WHAT IS REQUIRED
The following listing has lines to check for the word "kind"; give only the number of lines that contain it.

"""

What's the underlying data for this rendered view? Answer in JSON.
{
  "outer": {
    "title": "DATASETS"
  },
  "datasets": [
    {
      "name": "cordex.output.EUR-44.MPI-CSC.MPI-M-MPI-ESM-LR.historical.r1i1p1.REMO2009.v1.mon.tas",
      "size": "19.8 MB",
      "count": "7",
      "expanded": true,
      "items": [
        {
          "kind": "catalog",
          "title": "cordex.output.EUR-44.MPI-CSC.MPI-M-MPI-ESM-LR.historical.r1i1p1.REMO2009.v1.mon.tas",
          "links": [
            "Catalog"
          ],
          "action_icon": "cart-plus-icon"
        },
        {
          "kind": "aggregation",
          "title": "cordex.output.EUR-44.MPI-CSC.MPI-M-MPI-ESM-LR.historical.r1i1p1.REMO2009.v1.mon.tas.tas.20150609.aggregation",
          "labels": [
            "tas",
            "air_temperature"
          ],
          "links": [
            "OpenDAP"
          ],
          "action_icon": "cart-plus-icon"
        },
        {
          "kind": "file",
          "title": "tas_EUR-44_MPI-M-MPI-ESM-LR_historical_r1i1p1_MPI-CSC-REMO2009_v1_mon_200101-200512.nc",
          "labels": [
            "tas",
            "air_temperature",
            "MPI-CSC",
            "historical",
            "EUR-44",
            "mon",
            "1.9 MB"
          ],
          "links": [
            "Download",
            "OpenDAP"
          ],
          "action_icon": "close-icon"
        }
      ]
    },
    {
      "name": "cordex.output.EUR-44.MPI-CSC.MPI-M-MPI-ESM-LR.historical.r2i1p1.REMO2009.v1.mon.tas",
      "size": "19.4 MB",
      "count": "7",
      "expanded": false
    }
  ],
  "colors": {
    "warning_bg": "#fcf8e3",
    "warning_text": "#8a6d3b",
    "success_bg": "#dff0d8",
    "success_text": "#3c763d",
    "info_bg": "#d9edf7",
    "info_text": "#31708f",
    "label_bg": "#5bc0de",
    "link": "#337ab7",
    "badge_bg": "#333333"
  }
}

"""

REPLY TO THE EXERCISE
3